**Extracted records**

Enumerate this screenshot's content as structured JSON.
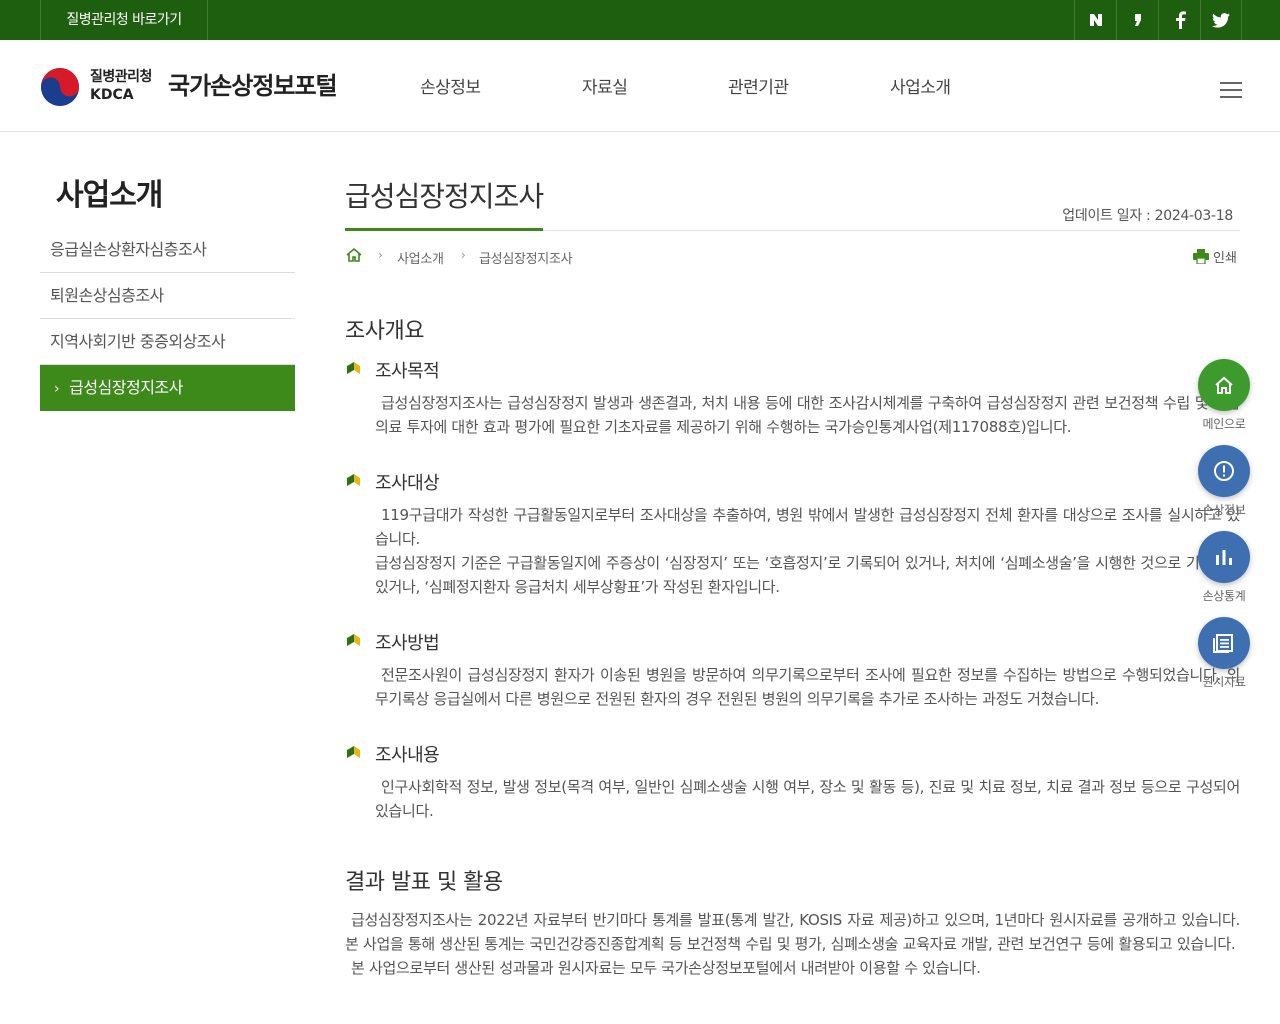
{
  "topbar": {
    "shortcut_label": "질병관리청 바로가기",
    "social": [
      "N",
      "❜",
      "f",
      "t"
    ]
  },
  "header": {
    "org_ko": "질병관리청",
    "org_en": "KDCA",
    "portal_title": "국가손상정보포털",
    "nav": [
      "손상정보",
      "자료실",
      "관련기관",
      "사업소개"
    ]
  },
  "sidebar": {
    "title": "사업소개",
    "items": [
      {
        "label": "응급실손상환자심층조사"
      },
      {
        "label": "퇴원손상심층조사"
      },
      {
        "label": "지역사회기반 중증외상조사"
      },
      {
        "label": "급성심장정지조사",
        "active": true
      }
    ]
  },
  "main": {
    "title": "급성심장정지조사",
    "update_text": "업데이트 일자 : 2024-03-18",
    "breadcrumb": [
      "사업소개",
      "급성심장정지조사"
    ],
    "print_label": "인쇄",
    "section1_title": "조사개요",
    "subsections": [
      {
        "title": "조사목적",
        "paragraphs": [
          "급성심장정지조사는 급성심장정지 발생과 생존결과, 처치 내용 등에 대한 조사감시체계를 구축하여 급성심장정지 관련 보건정책 수립 및 응급의료 투자에 대한 효과 평가에 필요한 기초자료를 제공하기 위해 수행하는 국가승인통계사업(제117088호)입니다."
        ]
      },
      {
        "title": "조사대상",
        "paragraphs": [
          "119구급대가 작성한 구급활동일지로부터 조사대상을 추출하여, 병원 밖에서 발생한 급성심장정지 전체 환자를 대상으로 조사를 실시하고 있습니다.",
          "급성심장정지 기준은 구급활동일지에 주증상이 ‘심장정지’ 또는 ‘호흡정지’로 기록되어 있거나, 처치에 ‘심폐소생술’을 시행한 것으로 기록되어 있거나, ‘심폐정지환자 응급처치 세부상황표’가 작성된 환자입니다."
        ]
      },
      {
        "title": "조사방법",
        "paragraphs": [
          "전문조사원이 급성심장정지 환자가 이송된 병원을 방문하여 의무기록으로부터 조사에 필요한 정보를 수집하는 방법으로 수행되었습니다. 의무기록상 응급실에서 다른 병원으로 전원된 환자의 경우 전원된 병원의 의무기록을 추가로 조사하는 과정도 거쳤습니다."
        ]
      },
      {
        "title": "조사내용",
        "paragraphs": [
          "인구사회학적 정보, 발생 정보(목격 여부, 일반인 심폐소생술 시행 여부, 장소 및 활동 등), 진료 및 치료 정보, 치료 결과 정보 등으로 구성되어 있습니다."
        ]
      }
    ],
    "section2_title": "결과 발표 및 활용",
    "section2_paragraphs": [
      "급성심장정지조사는 2022년 자료부터 반기마다 통계를 발표(통계 발간, KOSIS 자료 제공)하고 있으며, 1년마다 원시자료를 공개하고 있습니다. 본 사업을 통해 생산된 통계는 국민건강증진종합계획 등 보건정책 수립 및 평가, 심폐소생술 교육자료 개발, 관련 보건연구 등에 활용되고 있습니다.",
      "본 사업으로부터 생산된 성과물과 원시자료는 모두 국가손상정보포털에서 내려받아 이용할 수 있습니다."
    ]
  },
  "quick_menu": [
    {
      "label": "메인으로",
      "icon": "home-icon",
      "color": "#3d9a2c"
    },
    {
      "label": "손상정보",
      "icon": "alert-icon",
      "color": "#3e6fb0"
    },
    {
      "label": "손상통계",
      "icon": "bar-chart-icon",
      "color": "#3e6fb0"
    },
    {
      "label": "원시자료",
      "icon": "document-icon",
      "color": "#3e6fb0"
    }
  ],
  "colors": {
    "topbar": "#1e5e0f",
    "accent": "#3d8a1b",
    "quick_blue": "#3e6fb0"
  }
}
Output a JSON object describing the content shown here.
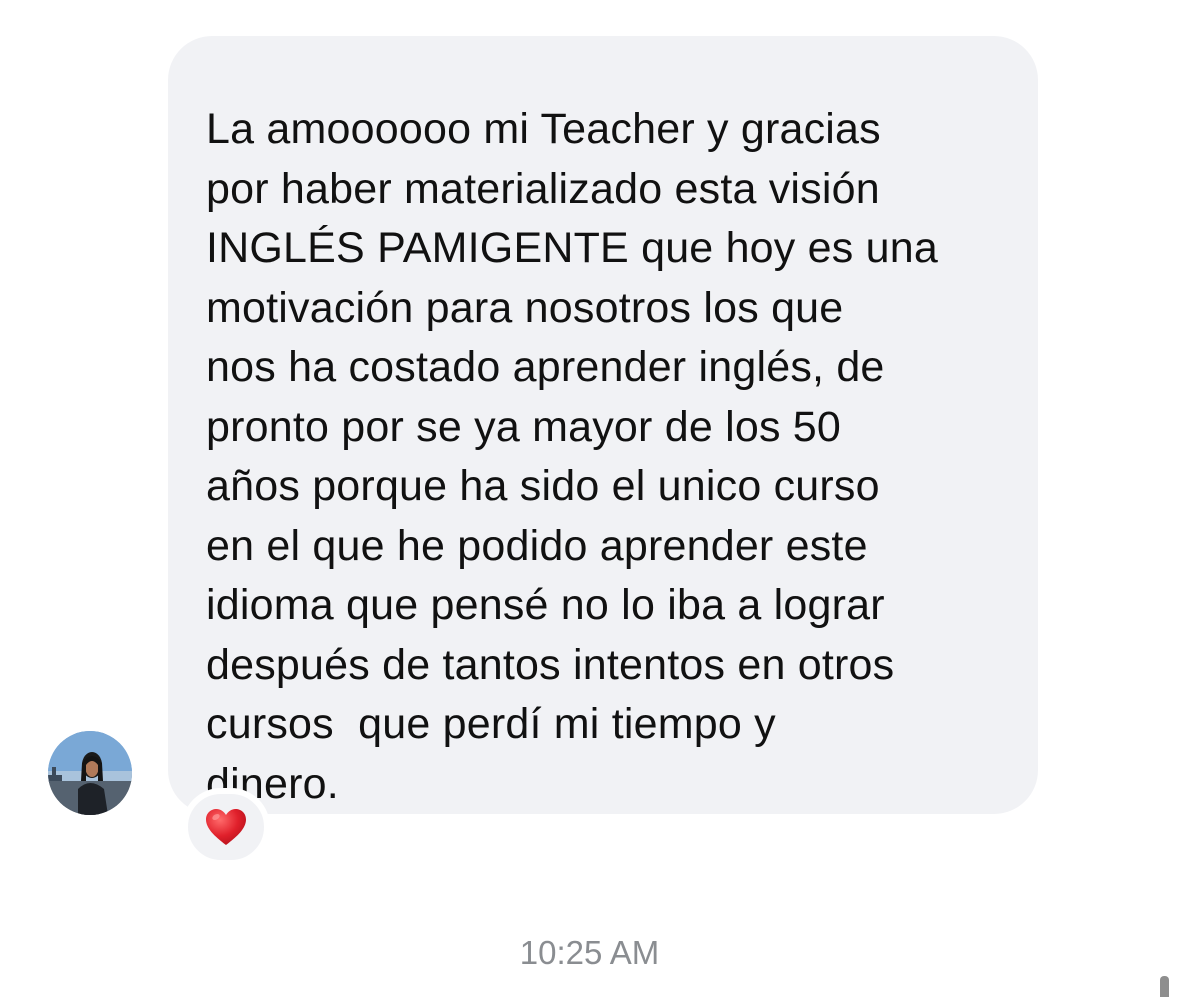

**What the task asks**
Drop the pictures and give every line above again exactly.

**Written answer**
Enumerate this screenshot's content as structured JSON.
{
  "topbar": {
    "shortcut_label": "질병관리청 바로가기",
    "social": [
      "N",
      "❜",
      "f",
      "t"
    ]
  },
  "header": {
    "org_ko": "질병관리청",
    "org_en": "KDCA",
    "portal_title": "국가손상정보포털",
    "nav": [
      "손상정보",
      "자료실",
      "관련기관",
      "사업소개"
    ]
  },
  "sidebar": {
    "title": "사업소개",
    "items": [
      {
        "label": "응급실손상환자심층조사"
      },
      {
        "label": "퇴원손상심층조사"
      },
      {
        "label": "지역사회기반 중증외상조사"
      },
      {
        "label": "급성심장정지조사",
        "active": true
      }
    ]
  },
  "main": {
    "title": "급성심장정지조사",
    "update_text": "업데이트 일자 : 2024-03-18",
    "breadcrumb": [
      "사업소개",
      "급성심장정지조사"
    ],
    "print_label": "인쇄",
    "section1_title": "조사개요",
    "subsections": [
      {
        "title": "조사목적",
        "paragraphs": [
          "급성심장정지조사는 급성심장정지 발생과 생존결과, 처치 내용 등에 대한 조사감시체계를 구축하여 급성심장정지 관련 보건정책 수립 및 응급의료 투자에 대한 효과 평가에 필요한 기초자료를 제공하기 위해 수행하는 국가승인통계사업(제117088호)입니다."
        ]
      },
      {
        "title": "조사대상",
        "paragraphs": [
          "119구급대가 작성한 구급활동일지로부터 조사대상을 추출하여, 병원 밖에서 발생한 급성심장정지 전체 환자를 대상으로 조사를 실시하고 있습니다.",
          "급성심장정지 기준은 구급활동일지에 주증상이 ‘심장정지’ 또는 ‘호흡정지’로 기록되어 있거나, 처치에 ‘심폐소생술’을 시행한 것으로 기록되어 있거나, ‘심폐정지환자 응급처치 세부상황표’가 작성된 환자입니다."
        ]
      },
      {
        "title": "조사방법",
        "paragraphs": [
          "전문조사원이 급성심장정지 환자가 이송된 병원을 방문하여 의무기록으로부터 조사에 필요한 정보를 수집하는 방법으로 수행되었습니다. 의무기록상 응급실에서 다른 병원으로 전원된 환자의 경우 전원된 병원의 의무기록을 추가로 조사하는 과정도 거쳤습니다."
        ]
      },
      {
        "title": "조사내용",
        "paragraphs": [
          "인구사회학적 정보, 발생 정보(목격 여부, 일반인 심폐소생술 시행 여부, 장소 및 활동 등), 진료 및 치료 정보, 치료 결과 정보 등으로 구성되어 있습니다."
        ]
      }
    ],
    "section2_title": "결과 발표 및 활용",
    "section2_paragraphs": [
      "급성심장정지조사는 2022년 자료부터 반기마다 통계를 발표(통계 발간, KOSIS 자료 제공)하고 있으며, 1년마다 원시자료를 공개하고 있습니다. 본 사업을 통해 생산된 통계는 국민건강증진종합계획 등 보건정책 수립 및 평가, 심폐소생술 교육자료 개발, 관련 보건연구 등에 활용되고 있습니다.",
      "본 사업으로부터 생산된 성과물과 원시자료는 모두 국가손상정보포털에서 내려받아 이용할 수 있습니다."
    ]
  },
  "quick_menu": [
    {
      "label": "메인으로",
      "icon": "home-icon",
      "color": "#3d9a2c"
    },
    {
      "label": "손상정보",
      "icon": "alert-icon",
      "color": "#3e6fb0"
    },
    {
      "label": "손상통계",
      "icon": "bar-chart-icon",
      "color": "#3e6fb0"
    },
    {
      "label": "원시자료",
      "icon": "document-icon",
      "color": "#3e6fb0"
    }
  ],
  "colors": {
    "topbar": "#1e5e0f",
    "accent": "#3d8a1b",
    "quick_blue": "#3e6fb0"
  }
}
Output a JSON object describing the content shown here.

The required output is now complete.